This is the ideal case for the 49ers for both the Boone and Davis holdouts. When Jim Harbaugh talks about the “49er way”, this is what he’s talking about—showing up, honoring your contract and trusting that the team will do the right thing.
That’s not necessarily best for the players, of course. In a league with nonguaranteed contracts, it’s entirely understandable why a player would want to get the best deal possible. NFL careers are short, and an injury could end them at any time. Still, with Davis under contract through the 2015, the amount of leverage he has to force contract negotiations is very small. He would probably be best served following Gore’s example and reporting early to training camp, letting his agents and the front office negotiate an extension.
A worse scenario for San Francisco would be a situation like they encountered when negotiating Michael Crabtree’s rookie deal.
In the 2009 draft, Crabtree surprisingly fell to the 10th pick overall in the draft, falling behind Maryland receiver Darrius Heyward-Bey. It was pretty much universally agreed upon that Crabtree was the better player and deserved to have been picked higher.
One of the people thinking Crabtree deserved to be picked higher was Crabtree himself, and he put together one of the longer rookie holdouts in NFL history, in an effort to get paid as if he had been the first receiver picked. The negotiations dragged on into mid-August, to the point where Crabtree’s advisors insinuated Crabtree could wait an entire year and reenter the 2010 draft.
This was a case where Crabtree’s view of his own value differed radically from what the 49ers saw. The 49ers wanted to pay him according to his draft spot, while Crabtree wanted to be paid on his perceived talent. Negotiations got testy, and Crabtree ended up missing the first month of the season, not signing until October.
In the end, Crabtree received a six-year, $32 million contract. That was well short of Heyward-Bey’s five-year, $38 million deal and only slightly more than the 49ers offered at the beginning of the negotiations. The long holdout didn’t give Crabtree much more than he would have gotten by signing his initial contract.
Both Davis and Boone have a better argument for negotiations than Crabtree had, as they’ve proven their value on the field. Crabtree was an entirely unknown quantity in 2009. Boone, especially, can point to the fact that he’s a productive starter on one of the NFL's better offensive lines and is significantly underpaid compared to the average guard. Still, a holdout into the 2014 season is likely to backfire for Boone, as the 49ers have a number of interesting players they could slot into his right guard position.

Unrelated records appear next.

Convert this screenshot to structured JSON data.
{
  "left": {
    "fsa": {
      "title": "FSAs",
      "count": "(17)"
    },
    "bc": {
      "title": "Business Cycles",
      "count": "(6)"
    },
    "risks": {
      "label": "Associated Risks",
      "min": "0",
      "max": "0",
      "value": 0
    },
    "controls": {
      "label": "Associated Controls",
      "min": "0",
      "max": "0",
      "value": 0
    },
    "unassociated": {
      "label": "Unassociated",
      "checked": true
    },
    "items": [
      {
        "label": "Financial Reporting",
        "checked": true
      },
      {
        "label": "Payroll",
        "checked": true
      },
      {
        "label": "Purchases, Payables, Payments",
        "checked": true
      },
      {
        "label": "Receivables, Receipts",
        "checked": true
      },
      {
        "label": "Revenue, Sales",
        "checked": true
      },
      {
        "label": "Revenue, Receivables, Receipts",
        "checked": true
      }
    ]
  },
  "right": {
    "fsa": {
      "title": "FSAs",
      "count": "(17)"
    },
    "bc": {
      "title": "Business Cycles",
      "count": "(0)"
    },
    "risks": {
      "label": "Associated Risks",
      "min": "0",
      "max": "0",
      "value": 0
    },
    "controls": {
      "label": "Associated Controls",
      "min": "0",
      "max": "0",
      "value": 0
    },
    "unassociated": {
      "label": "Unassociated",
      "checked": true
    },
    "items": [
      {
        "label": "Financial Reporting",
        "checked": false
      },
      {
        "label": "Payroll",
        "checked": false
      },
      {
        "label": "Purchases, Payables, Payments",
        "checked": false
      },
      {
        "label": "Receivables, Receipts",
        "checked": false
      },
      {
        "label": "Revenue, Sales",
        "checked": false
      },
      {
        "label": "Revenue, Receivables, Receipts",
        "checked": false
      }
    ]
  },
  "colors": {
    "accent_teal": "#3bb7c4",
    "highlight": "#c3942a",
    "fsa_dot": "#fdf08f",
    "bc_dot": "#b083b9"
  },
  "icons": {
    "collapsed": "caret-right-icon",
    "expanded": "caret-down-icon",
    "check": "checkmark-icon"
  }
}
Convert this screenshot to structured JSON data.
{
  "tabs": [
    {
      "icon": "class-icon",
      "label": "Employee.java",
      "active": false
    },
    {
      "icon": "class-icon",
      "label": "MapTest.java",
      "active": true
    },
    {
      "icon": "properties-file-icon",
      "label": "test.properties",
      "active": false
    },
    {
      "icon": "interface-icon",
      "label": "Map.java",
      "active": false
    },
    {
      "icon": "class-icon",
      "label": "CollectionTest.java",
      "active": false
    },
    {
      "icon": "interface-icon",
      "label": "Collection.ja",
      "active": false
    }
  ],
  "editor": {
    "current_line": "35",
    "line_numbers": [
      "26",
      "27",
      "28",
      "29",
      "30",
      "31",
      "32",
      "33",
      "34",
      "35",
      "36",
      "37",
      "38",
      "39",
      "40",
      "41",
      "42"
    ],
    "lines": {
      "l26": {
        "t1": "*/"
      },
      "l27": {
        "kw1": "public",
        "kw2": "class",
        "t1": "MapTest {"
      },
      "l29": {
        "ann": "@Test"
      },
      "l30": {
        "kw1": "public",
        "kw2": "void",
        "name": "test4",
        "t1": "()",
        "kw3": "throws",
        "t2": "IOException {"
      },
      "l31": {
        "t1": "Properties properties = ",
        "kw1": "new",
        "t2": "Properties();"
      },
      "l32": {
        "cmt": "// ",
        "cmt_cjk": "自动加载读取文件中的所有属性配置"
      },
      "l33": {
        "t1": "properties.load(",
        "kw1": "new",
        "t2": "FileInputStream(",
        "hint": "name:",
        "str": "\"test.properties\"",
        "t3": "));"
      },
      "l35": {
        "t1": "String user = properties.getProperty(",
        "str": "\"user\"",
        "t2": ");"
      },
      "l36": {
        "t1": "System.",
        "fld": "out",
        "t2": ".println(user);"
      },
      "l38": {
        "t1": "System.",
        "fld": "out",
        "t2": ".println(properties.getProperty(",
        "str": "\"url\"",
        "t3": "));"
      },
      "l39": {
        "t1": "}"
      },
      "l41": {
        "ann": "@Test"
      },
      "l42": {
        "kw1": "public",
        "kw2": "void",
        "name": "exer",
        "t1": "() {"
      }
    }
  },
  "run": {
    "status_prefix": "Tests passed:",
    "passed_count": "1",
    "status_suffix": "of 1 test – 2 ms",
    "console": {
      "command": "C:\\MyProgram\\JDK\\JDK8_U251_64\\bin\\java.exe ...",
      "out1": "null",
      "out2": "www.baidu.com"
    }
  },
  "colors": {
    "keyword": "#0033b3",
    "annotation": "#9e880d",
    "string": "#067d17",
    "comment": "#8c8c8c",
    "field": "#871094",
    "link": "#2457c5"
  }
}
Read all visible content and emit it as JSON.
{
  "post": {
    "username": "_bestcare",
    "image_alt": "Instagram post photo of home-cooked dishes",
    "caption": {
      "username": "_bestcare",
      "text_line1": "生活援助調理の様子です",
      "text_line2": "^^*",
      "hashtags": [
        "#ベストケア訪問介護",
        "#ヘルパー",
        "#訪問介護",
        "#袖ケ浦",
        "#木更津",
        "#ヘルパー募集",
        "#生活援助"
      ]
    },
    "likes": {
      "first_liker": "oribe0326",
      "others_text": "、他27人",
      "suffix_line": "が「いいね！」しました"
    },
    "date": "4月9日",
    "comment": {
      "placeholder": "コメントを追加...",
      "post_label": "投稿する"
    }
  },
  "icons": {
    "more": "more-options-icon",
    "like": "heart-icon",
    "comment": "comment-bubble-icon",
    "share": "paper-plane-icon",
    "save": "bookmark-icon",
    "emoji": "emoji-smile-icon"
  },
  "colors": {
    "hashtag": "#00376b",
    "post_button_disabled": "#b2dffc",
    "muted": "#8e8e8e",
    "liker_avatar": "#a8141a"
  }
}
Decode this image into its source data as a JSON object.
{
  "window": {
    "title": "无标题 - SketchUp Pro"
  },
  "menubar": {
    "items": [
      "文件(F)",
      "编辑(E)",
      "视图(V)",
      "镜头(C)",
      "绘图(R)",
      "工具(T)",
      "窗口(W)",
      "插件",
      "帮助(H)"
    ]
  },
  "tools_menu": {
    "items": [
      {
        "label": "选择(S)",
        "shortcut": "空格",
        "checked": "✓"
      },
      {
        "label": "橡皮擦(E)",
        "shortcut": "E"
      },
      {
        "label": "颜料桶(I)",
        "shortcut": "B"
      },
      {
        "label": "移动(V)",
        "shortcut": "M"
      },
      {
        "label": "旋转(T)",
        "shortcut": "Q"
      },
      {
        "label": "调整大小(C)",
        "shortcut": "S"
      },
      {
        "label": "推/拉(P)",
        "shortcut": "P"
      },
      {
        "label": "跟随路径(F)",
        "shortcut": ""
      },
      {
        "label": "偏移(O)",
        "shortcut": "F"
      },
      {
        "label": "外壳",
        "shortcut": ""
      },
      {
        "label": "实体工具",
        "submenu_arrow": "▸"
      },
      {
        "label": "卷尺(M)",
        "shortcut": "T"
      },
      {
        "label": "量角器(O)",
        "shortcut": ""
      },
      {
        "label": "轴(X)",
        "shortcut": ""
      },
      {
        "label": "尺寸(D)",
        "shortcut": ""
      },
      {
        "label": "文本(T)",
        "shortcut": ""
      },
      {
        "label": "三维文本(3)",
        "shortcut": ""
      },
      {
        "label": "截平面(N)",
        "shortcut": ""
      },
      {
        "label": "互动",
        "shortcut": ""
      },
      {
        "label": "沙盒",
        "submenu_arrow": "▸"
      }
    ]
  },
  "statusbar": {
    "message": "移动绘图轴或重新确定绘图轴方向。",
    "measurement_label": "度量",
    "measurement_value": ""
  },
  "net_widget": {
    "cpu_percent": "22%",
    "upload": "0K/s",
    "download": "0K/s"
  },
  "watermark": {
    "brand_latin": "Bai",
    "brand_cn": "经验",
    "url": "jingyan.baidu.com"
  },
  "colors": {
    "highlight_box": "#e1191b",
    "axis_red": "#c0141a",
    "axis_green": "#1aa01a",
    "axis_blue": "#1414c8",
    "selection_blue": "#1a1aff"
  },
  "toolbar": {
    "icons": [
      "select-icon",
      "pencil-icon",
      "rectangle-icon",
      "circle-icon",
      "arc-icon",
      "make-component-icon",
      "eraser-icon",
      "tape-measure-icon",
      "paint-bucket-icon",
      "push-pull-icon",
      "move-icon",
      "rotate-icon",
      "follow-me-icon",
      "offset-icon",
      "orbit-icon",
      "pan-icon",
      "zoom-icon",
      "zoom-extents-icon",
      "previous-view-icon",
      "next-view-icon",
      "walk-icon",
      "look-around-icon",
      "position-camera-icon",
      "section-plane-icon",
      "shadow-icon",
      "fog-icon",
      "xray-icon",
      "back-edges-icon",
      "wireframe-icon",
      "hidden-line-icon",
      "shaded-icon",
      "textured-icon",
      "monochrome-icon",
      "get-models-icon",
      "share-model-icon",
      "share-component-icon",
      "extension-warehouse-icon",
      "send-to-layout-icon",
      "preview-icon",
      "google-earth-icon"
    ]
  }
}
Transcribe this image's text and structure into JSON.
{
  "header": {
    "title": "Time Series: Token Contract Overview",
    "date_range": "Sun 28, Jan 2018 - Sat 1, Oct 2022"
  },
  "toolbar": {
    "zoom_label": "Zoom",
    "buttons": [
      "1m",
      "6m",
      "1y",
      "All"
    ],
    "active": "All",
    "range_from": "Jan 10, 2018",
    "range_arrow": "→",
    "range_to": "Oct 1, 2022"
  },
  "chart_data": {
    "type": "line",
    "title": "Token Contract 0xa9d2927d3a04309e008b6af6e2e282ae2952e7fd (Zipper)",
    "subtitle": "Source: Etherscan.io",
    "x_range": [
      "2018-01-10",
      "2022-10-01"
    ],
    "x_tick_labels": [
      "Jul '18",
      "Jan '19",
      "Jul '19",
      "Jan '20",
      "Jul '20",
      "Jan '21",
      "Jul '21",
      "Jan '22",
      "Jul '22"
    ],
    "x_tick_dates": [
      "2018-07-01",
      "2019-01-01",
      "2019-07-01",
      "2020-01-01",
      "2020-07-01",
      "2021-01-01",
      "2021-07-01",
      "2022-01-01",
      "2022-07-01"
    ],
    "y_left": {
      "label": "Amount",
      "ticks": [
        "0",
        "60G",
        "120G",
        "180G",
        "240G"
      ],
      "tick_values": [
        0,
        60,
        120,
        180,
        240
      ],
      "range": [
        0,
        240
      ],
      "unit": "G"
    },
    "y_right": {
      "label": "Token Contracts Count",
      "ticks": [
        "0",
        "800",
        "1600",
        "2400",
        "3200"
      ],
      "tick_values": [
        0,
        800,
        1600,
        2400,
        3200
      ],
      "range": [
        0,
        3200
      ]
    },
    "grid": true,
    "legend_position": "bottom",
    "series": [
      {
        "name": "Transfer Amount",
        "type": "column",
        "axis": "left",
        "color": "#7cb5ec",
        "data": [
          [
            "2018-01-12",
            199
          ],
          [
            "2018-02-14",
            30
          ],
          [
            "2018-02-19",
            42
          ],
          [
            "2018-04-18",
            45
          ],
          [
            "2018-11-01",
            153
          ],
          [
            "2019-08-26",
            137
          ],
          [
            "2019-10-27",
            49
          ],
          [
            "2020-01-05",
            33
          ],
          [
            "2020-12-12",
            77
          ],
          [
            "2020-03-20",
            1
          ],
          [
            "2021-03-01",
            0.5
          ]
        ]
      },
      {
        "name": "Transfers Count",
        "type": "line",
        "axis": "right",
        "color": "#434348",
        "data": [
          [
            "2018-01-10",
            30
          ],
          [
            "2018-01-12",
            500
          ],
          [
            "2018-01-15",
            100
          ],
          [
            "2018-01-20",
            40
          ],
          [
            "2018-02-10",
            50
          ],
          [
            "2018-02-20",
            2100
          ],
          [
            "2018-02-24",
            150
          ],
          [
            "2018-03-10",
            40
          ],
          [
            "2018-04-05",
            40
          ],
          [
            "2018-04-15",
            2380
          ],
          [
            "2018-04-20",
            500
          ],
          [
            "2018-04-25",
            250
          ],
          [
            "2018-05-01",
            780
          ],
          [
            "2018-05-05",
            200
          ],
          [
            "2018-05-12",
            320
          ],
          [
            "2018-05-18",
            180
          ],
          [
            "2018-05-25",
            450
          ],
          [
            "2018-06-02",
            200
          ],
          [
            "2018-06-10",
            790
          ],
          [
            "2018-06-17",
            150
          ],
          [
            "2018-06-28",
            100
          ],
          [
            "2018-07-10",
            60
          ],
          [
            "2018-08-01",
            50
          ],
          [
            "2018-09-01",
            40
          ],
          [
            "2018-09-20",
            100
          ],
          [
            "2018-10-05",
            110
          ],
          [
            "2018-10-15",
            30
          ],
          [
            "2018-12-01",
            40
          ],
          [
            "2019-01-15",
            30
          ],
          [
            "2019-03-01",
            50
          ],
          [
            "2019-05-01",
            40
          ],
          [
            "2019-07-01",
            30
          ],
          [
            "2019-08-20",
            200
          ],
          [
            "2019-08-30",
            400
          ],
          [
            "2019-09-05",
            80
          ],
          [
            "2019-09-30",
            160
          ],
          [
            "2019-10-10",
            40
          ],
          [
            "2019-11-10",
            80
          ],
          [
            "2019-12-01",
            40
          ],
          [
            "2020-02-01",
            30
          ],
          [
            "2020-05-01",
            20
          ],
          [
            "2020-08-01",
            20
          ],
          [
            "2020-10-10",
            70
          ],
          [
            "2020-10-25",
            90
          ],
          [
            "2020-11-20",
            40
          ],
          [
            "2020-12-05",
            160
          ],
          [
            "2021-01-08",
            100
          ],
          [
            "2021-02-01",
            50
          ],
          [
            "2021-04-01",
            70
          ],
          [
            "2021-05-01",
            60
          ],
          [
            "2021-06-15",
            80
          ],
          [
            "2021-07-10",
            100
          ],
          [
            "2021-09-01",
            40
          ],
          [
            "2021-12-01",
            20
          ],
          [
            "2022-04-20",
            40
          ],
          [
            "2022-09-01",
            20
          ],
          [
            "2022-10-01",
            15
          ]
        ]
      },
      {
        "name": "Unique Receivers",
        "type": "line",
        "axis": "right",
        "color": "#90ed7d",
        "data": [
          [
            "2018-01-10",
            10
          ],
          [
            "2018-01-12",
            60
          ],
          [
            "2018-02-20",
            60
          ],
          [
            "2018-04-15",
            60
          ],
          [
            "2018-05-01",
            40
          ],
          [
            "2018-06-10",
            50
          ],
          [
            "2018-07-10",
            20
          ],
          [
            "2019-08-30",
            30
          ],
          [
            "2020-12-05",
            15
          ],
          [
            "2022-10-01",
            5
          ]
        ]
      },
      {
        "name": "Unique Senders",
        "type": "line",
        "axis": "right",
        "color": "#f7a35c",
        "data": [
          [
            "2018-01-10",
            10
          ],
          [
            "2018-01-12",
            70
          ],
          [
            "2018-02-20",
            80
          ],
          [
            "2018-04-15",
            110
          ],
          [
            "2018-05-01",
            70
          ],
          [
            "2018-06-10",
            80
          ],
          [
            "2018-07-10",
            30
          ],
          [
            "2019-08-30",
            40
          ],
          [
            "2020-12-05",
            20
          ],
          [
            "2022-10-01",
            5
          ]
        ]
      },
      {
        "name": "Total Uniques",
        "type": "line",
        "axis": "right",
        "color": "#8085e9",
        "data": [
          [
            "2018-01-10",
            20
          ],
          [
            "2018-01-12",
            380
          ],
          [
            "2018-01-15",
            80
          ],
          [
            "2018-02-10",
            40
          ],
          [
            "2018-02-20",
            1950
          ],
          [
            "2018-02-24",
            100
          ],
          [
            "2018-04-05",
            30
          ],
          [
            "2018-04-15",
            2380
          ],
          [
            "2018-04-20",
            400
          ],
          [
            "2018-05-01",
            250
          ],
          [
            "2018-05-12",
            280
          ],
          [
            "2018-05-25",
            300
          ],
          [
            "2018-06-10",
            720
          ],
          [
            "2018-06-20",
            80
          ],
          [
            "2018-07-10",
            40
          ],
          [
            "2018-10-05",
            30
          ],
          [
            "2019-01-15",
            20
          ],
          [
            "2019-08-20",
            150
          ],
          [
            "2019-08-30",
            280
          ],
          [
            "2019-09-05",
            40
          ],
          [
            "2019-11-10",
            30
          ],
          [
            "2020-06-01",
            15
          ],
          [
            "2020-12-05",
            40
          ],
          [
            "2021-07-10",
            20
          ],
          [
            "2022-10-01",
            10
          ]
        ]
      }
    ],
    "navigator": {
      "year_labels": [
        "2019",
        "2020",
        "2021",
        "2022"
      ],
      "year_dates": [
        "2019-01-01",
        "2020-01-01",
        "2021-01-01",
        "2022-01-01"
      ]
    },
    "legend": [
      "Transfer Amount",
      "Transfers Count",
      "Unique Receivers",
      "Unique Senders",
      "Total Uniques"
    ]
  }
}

There is one final 49er who has had experience with holdouts, but it’s not a player.
Back in 1987, the Chicago Bears drafted a rookie quarterback out of Michigan named Jim Harbaugh. However, he and the Bears couldn’t agree to a contract right away, and Harbaugh missed the first four days of training camp before signing a four-year, $1.5 million contract.
Amusingly, the Chicago Tribune at the time reported this story:
The turning point may have come on Sunday night when [agent Leigh] Steinberg greeted [director of finance Ted] Phillips with a burst of water from Harbaugh`s Uzi-shaped squirt machinegun.
“I had never met him,” Steinberg said.
“We told him if we don’t get the money, we’d shoot him. It lightened things up,” Harbaugh said.
Things can change quite significantly in 16 years. I can only imagine the histrionics Harbaugh would have if Vernon Davis found him on his trip to Peru and blasted him with a squirt gun. The situation is different, as well, as Harbaugh didn’t have a contract yet with the Bears, while Davis and Boone are under contract for San Francisco.
In the end, I’d expect both Davis and Boone to report before the first preseason game, though not at the start of training camp proper. Only time will tell whether or not either will receive the new contract he so desires.
Bryan Knowles is a featured columnist for Bleacher Report, covering the San Francisco 49ers. Follow him @BryKno on twitter.